The Incubator also helps host the community’s annual Washington County Business Plan Challenge, which celebrated its fourth anniversary in 2017. The Challenge is a six-week competitive contest that runs from late January to early March, culminating in the selection of choosing winners who receive grant money to help launch or expand their businesses.

“There is $15,000 in total prize money for first-, second- and third-place winners in a Startup Business category, along with first-, second- and third-place winners in an Existing Business Expansion category,” Lowe says. “There is also another $1,000 award for whoever gives the best business plan pitch before a panel of respected judges.”

Industries Wanted

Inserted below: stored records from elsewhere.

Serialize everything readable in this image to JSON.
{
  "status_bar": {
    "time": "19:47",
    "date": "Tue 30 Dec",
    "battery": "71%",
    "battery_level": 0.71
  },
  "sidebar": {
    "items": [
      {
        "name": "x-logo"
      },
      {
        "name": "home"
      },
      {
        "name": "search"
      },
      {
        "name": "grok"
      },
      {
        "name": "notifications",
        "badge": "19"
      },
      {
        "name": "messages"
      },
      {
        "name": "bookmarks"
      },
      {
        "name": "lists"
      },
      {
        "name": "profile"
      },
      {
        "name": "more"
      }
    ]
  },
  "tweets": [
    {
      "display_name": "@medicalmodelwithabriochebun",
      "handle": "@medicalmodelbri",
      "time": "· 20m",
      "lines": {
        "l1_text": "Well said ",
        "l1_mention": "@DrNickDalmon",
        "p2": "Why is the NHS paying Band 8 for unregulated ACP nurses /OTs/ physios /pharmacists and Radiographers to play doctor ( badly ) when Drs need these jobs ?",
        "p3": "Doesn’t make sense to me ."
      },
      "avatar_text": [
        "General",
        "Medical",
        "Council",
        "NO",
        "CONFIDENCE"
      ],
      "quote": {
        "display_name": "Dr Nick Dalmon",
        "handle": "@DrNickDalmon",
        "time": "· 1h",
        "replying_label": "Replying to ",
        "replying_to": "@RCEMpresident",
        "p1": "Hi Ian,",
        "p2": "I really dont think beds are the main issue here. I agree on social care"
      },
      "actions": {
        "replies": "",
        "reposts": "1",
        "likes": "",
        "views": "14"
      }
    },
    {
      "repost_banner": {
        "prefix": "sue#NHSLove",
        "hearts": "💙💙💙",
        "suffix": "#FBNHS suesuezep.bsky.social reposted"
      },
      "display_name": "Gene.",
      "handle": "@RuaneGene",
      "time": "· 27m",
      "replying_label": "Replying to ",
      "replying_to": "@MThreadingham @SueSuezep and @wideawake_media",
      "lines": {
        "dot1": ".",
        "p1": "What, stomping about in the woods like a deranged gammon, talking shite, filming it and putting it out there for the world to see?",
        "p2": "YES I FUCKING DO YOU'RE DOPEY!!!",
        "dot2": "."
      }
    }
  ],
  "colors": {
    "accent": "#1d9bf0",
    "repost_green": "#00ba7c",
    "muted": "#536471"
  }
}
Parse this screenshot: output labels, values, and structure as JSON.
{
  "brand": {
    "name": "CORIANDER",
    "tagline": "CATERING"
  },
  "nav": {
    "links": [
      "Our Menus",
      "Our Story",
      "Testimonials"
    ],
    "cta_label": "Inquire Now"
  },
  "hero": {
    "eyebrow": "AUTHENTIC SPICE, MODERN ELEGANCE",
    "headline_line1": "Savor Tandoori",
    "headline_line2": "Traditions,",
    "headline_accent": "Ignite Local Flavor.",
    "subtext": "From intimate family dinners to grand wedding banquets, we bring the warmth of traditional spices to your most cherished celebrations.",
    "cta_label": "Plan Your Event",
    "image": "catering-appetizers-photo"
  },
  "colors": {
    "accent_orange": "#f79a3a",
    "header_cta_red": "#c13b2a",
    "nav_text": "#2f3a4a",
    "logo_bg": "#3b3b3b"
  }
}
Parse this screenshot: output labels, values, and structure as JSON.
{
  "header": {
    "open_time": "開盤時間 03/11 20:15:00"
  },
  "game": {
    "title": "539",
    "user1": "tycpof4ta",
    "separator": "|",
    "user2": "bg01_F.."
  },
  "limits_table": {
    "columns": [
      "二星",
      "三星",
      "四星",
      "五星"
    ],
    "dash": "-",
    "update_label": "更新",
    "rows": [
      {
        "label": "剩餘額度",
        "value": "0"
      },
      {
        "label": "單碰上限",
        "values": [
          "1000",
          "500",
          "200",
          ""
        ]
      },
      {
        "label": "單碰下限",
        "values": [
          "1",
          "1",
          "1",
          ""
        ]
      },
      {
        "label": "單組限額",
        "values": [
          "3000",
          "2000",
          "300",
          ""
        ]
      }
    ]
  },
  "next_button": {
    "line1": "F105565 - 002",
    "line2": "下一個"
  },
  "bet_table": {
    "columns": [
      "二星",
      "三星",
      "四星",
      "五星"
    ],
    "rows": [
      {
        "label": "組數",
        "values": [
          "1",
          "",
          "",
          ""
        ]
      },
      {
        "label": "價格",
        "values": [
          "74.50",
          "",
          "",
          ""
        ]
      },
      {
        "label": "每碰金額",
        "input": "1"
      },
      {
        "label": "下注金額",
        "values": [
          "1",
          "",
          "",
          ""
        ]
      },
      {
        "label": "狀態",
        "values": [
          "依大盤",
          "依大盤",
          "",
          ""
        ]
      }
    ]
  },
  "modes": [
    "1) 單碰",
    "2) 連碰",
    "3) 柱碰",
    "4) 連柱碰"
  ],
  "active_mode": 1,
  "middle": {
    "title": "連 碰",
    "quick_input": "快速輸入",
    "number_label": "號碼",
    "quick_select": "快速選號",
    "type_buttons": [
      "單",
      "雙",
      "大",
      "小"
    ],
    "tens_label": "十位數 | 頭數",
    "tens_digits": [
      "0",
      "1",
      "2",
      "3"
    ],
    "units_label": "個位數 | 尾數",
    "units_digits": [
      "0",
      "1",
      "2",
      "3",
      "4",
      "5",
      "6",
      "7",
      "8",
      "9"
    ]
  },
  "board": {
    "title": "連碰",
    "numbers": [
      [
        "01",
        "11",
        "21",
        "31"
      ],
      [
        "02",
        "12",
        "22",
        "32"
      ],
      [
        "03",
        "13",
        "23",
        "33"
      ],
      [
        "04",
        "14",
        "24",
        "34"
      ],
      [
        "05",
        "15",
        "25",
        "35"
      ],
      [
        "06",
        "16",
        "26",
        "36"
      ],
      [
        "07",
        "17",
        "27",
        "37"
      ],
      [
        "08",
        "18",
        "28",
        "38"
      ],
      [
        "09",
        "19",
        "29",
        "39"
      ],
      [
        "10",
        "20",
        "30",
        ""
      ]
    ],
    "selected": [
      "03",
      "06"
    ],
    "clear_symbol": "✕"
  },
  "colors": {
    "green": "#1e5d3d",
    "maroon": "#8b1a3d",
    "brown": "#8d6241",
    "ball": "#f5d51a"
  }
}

Industry sectors that Washington County wants to attract, and are open for competition by entrepreneurs and small businesses in the Challenge, are arts and culture, light manufacturing, outdoor recreation, restaurants and hospitality, retail and support services, technology/research and development, and value-added agriculture/agritourism.

Past Challenge winners include Adventure Mendota River Outfitters, Cuttin’ Up Hair Salon, Gibson’s Service Center, Me & Little Tree Gallery and Sweet Works Bakery.

“The Challenge usually begins with around 25 contestants and whittles down to about 12 after six consecutive weekly training and information sessions have been completed,” Lowe says. “The event is a really good way to help build our local economy.”

Knowledge at Noon

Also available to entrepreneurs and small businesses in Washington County is the Virginia Department of Small Business & Supplier Diversity, which helps startups and fledgling companies with finances and loans, advice on how to access markets to help business, and much more. The department also helps to back a Noon Knowledge Lunch Series that provides training seminars and group interactive experiences.

“Noon Knowledge is held every Wednesday from noon-1:30 p.m. at the Virginia Highlands Small Business Incubator, and all sessions are free,” says Sandy Ratliff, Virginia Department of Small Business and Supplier Diversity business services manager, Southwest Office. “The sessions cover a variety of topics such as Internet marketing, is your business tourism-friendly, how to use Quickbooks, how to develop a public relations strategy, and more.”

Livestream, Facebook & YouTube

Besides attending the Noon Knowledge seminars in person, the program also offers live streaming options via Livestream.com as well as on the Incubator’s Facebook page. In addition, if businesspeople want to watch the sessions at a later time, the seminars are available on the Noon Knowledge YouTube page.

“For example, through our first 64 sessions presented, we had 801 attendees as well as 1,419 YouTube views, 373 Livestream viewers and 1,028 Facebook Live viewers,” Ratliff says. “All of these options let businesses access valuable training and are more ways to help entrepreneurs and small-business owners experience success in Washington County.”

ABOUT THE AUTHOR

Kevin Litwin is the author of Crazy Lucky Dead and a freelance feature writer with a career spanning more than 20 years. He was previously an editor for a small-town newspaper for 10 years, and is now...